While he is largely celebrated today as an icon of American sport and culture, Ali was not always widely embraced. At times he was reviled by many in American society, especially white Americans and white members of the media, who rejected his faith and feared his involvement with the Nation of Islam. Ali also faced a firestorm of criticism when he said, “I ain’t got nothing against them Viet Cong” and refused induction into the United States Army, citing his religious beliefs — a stance that would result in five years of legal jeopardy and a three-and-a-half-year banishment from boxing.
Ali’s story is full of contradictions. Despite his competitive reputation and ruthless athleticism in the ring, he went on to become a symbol for peace and pacifism. Though committed to a faith that expected obedience and dignified conduct, he was notoriously unfaithful to his wives, at times publicly flaunting his affairs. Ali was a clever showman with an unparalleled genius for promotion and turn of phrase, who occasionally allowed his partners and friends to take advantage of him. He endlessly trumpeted his own greatness as a boxer, but anonymously donated to save a Jewish old age home, made surprise visits to pediatric hospitals, and signed autographs for every last fan.

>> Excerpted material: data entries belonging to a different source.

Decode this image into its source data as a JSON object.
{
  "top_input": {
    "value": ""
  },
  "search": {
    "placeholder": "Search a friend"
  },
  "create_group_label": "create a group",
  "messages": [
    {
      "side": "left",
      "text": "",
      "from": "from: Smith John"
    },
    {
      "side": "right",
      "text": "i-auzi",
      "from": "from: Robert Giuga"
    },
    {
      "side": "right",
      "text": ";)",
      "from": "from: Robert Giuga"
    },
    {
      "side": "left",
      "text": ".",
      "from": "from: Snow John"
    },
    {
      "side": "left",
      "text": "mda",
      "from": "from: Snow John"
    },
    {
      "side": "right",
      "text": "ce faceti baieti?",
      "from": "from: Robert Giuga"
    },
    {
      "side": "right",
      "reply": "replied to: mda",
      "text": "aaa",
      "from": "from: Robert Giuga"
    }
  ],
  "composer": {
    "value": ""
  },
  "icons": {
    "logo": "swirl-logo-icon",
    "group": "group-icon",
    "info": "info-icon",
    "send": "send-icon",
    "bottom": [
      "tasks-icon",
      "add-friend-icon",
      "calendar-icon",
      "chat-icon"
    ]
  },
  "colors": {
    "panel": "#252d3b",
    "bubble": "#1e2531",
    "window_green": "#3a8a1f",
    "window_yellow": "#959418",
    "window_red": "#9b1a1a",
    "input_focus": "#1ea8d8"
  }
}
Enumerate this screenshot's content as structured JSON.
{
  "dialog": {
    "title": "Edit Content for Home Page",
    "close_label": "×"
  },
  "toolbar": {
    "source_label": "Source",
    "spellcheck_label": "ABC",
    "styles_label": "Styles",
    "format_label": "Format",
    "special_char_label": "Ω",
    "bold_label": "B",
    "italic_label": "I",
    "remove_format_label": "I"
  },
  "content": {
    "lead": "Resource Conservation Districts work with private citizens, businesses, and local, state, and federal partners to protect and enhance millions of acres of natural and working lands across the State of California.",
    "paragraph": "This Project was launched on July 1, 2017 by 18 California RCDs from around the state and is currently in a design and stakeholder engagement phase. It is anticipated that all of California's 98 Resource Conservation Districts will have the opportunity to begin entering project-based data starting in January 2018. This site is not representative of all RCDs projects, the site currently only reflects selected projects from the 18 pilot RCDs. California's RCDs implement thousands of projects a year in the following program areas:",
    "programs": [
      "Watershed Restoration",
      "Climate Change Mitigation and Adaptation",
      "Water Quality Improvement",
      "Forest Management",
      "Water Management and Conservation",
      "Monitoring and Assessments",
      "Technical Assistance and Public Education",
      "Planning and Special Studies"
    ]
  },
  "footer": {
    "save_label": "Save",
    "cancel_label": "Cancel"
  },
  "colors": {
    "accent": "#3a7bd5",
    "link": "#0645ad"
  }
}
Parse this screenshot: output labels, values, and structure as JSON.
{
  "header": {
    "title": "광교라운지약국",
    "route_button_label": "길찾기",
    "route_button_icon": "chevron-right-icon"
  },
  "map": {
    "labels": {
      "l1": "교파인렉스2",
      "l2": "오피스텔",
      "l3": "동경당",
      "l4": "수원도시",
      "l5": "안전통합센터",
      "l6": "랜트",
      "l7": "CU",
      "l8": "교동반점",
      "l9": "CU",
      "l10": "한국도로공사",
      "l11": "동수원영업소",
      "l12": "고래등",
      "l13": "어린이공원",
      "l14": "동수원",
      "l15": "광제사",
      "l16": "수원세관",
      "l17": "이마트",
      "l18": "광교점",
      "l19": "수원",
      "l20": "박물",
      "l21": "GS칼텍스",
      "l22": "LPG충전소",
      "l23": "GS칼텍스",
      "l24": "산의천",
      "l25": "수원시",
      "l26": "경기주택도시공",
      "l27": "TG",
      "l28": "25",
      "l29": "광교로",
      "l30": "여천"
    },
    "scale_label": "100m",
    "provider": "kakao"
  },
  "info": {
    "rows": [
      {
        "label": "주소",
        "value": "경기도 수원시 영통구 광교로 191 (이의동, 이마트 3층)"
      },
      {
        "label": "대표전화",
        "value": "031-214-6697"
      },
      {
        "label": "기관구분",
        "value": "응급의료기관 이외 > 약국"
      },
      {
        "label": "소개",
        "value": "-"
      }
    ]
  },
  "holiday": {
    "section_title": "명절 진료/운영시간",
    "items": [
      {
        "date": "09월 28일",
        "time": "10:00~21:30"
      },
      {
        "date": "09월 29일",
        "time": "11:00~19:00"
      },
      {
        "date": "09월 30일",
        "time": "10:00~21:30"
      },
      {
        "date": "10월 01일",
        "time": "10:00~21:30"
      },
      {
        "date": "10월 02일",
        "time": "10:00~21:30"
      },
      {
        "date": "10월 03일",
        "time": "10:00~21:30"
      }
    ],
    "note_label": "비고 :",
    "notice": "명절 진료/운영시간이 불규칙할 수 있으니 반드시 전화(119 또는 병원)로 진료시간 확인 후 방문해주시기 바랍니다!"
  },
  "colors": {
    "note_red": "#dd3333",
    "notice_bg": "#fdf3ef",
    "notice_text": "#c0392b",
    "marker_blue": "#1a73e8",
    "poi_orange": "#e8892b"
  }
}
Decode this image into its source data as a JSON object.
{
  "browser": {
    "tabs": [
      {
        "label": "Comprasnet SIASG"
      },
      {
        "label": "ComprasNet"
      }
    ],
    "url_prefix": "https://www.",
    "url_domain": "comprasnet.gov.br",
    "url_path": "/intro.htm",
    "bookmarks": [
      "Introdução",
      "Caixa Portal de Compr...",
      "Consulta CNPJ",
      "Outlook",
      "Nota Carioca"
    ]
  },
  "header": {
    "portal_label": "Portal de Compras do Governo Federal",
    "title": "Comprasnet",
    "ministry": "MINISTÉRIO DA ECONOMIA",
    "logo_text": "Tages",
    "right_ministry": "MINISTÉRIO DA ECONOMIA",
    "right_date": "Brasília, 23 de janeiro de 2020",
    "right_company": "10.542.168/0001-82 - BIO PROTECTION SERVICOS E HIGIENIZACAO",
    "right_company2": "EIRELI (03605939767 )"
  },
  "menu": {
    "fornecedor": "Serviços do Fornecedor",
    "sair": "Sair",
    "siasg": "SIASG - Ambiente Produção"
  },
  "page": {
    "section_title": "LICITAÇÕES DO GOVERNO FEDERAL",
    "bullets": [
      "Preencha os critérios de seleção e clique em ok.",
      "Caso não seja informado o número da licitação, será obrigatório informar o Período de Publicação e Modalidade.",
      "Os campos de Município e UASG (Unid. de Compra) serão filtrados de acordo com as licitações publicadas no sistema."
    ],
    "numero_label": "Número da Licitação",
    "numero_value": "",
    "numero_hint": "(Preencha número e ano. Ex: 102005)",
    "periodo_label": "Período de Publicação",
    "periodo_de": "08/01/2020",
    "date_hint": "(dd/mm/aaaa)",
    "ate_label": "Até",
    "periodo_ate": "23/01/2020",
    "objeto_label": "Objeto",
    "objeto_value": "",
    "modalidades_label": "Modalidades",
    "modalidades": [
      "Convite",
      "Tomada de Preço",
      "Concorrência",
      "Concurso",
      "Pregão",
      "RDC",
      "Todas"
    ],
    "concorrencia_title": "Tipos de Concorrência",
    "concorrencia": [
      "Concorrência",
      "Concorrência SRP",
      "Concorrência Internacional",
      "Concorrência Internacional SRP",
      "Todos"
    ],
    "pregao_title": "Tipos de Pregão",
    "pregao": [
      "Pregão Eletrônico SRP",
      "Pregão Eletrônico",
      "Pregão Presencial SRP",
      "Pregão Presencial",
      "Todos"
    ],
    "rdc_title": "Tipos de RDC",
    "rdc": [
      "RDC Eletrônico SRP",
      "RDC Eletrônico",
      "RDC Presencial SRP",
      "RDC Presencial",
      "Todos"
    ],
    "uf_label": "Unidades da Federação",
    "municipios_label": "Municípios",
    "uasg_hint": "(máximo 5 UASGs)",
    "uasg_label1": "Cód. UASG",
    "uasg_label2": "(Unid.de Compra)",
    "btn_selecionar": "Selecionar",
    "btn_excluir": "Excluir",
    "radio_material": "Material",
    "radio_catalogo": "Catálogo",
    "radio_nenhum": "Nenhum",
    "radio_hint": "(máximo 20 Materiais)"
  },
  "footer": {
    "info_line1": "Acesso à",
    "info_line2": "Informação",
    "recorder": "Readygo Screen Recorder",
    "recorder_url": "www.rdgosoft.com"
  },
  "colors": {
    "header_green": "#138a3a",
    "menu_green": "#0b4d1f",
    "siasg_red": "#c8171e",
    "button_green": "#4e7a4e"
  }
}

Muhammad Ali includes interviews with Ali’s daughters Hana Ali and Rasheda Ali, his second wife Khalilah Ali, his third wife Veronica Porche, and his brother and confidant Rahaman Ali. Others appearing in the film include activist and former basketball player Kareem Abdul-Jabbar, boxing promoter Bob Arum, anthropologist Donna Auston, childhood friend Vic Bender, former heavyweight boxing champion and playwright Michael Bentt, author Todd Boyd, sportswriter Howard Bryant, law professor and co-founder of the Weather Underground Bernardine Dohrn, historian Gerald Early, journalist and Ali biographer Jonathan Eig, poet and activist Nikki Giovanni, former heavyweight champion Larry Holmes, childhood friend Alice Houston, sportswriter Jerry Izenberg, civil rights activist Jesse Jackson, professor of religion Sherman Jackson, former Georgia State Senator Leroy Johnson, friend and business manager Gene Kilroy, sportswriter Dave Kindred, boxing promoter Don King, lawyer Tom Krattenmaker, sportswriter Robert Lipsyte, lawyer Michael Meltsner, novelist Walter Mosley, journalist Salim Muwakkil, long-time friend Abdul Rahman, New Yorker editor David Remnick, photographer Lowell Riley, historian Randy Roberts, childhood friend Owen Sitgraves, friend Victor Solano, Nigerian poet and playwright Wole Soyinka, writer Gay Talese, writer Quincy Troupe, and sportswriter Dave Zirin.
Where to Watch
In addition to airing on CPTV and the CPTV Livestream on September 19-22, 2021, at 8-10 p.m., the series will be available to stream for free on all PBS platforms, including PBS.org and the PBS Video App, as well as iOS, Android, Roku, Apple TV, Android TV, Amazon Fire TV, Samsung Smart TV, and Chromecast. In addition, PBS station members will be able to view the documentary via PBS Passport, as part of a full collection of Ken Burns films. (For more on CPTV Passport membership, click here.)